Greenwashing can cloud a company’s sustainable and ethical business practices.

Not all companies that claim to prioritize Environmental, Social, and Governance (ESG) factors are truly committed to sustainable and ethical business practices. “Greenwashing” makes it difficult for consumers to know the difference between marketing and action.

“Greenwashing” was coined by environmentalist Jay Westerveld in 1986 in an essay criticizing the irony of the “save the towel” movement in hotels at the time, according to 

“He noticed the vast amount of waste he had come across throughout the rest of the hotel, where there were no visible signs of efforts being made to become more sustainable,” writer Deena Robinson explained. “He said that instead, the hotel was simply trying to reduce costs by not having to wash towels as much but while trying to market it as being eco-friendly.”

Greenwashing today refers to the practice of making exaggerated or misleading claims about a company’s environmental, social, or governance practices to appeal to consumers concerned about sustainability and ethics.

Greenwashing can take many forms, from using vague or meaningless terms like “eco-friendly” or “natural, to making outright false claims about a product’s environmental impact.

For example, a company might market a product as “biodegradable” when it degrades at an extremely slow rate, thus contributing to long-term pollution.

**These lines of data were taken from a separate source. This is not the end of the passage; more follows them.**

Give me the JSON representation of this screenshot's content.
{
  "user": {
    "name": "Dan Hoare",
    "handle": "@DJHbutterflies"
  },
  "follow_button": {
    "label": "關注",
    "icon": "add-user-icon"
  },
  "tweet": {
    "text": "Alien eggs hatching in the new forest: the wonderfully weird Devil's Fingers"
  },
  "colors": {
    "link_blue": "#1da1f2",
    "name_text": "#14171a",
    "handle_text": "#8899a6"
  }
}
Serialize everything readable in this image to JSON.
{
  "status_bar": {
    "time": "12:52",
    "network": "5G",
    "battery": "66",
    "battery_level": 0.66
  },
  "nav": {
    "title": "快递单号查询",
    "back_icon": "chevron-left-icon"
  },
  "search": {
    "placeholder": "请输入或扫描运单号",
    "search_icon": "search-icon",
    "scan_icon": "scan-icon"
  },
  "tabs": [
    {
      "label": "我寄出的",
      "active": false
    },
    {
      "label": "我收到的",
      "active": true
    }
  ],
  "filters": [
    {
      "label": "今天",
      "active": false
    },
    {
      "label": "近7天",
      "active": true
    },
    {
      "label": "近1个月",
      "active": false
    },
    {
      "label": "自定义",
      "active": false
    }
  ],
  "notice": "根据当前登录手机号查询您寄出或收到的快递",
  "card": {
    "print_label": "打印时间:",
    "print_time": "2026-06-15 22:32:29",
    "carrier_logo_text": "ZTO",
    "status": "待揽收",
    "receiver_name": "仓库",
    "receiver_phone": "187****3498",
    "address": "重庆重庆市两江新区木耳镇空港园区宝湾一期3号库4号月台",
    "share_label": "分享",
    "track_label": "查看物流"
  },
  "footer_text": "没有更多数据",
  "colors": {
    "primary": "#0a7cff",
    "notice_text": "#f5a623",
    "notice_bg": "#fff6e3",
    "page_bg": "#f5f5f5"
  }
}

Similarly, organizations may highlight a single eco-friendly aspect of their operations while neglecting other unsustainable practices that add up to more harm overall. This selective disclosure misleads consumers, preventing them from making informed decisions and effectively addressing environmental challenges. By misrepresenting practices, companies can divert attention from their actual environmental footprint, making it difficult to assess the true sustainability of their operations. 

Overstated Sustainability Efforts

In a 2022 Harris Poll for Google Cloud survey of 1,491 executives across 16 countries, 58% agreed that “green hypocrisy” exists and their organization has “overstated their sustainability efforts.”

Executives in the study did report that they wanted more transparency and opportunity to overcome their top barriers – 87% agreed that “if business leaders can be more honest about the issues they face with becoming more environmentally sustainable, they can make meaningful progress.”

Technological advancements are being considered a priority investment alongside sustainability, so companies can streamline operations, socialize initiatives to appease consumers and encourage other companies to make impactful changes, and measure and report on the impact of their efforts to encourage future progress.

Avoid Falling Victim to Greenwashing.

Consumers wield significant power through their purchasing decisions. Individuals can influence business practices and drive positive change by becoming more aware of greenwashing and demanding transparency and accountability from companies.

Here’s how consumers can exercise their purchasing power effectively:
  • Do your own research. Take the time to read about a company’s ESG practices and investigate any claims they make about their sustainability and ethics. Look for credible sources of information, such as independent sustainability rating agencies or reports from reputable NGOs. 
  • Look for third-party certifications and labels. There are many certifications and designations that can indicate a product’s environmental or social credentials, such as the Forest Stewardship Council certification for sustainable forestry or the Fair Trade mark for ethical labor practices.
  • Don’t be afraid to ask questions. If a company makes a claim about its sustainability or ethics that seems too good to be true, ask for more information. A truly committed, sustainable, or ethical company should be happy to provide detailed information about its ESG practices.
  • Vote with your wallet. Use your purchasing power to support companies that align with your values and avoid those that engage in greenwashing. When consumers collectively favor sustainable options, it sends a clear message to businesses that sustainability is a priority and influences their strategic decisions.
The concept of greenwashing can undermine the efforts of truly committed, sustainable, and ethical companies and mislead eco-conscious consumers.

By being knowledgeable about the products and brands you purchase and support, you can navigate the world and make informed decisions that align with your own sustainable goals of lowering your carbon footprint.

There are many companies taking steps to have a positive impact, however, and these companies should be applauded. Read our blog to learn more about ESG criteria and how it is helping companies reduce their carbon footprints.

Refer to the Market section on the One Planet Life app for a list of sustainable brands, products, and services.

Written by Carley Kimball

Written by Carley Kimball

Freelance Journalist and OPL Content Contributor

“I’ve always tried to implement planet-friendly practices in my life but didn’t quite realize just how much of an impact individuals can make until I was introduced to One Planet Life. I’m so excited to be able to utilize my professional skills to contribute valuable information and positive personal experiences to help make the world a better place.”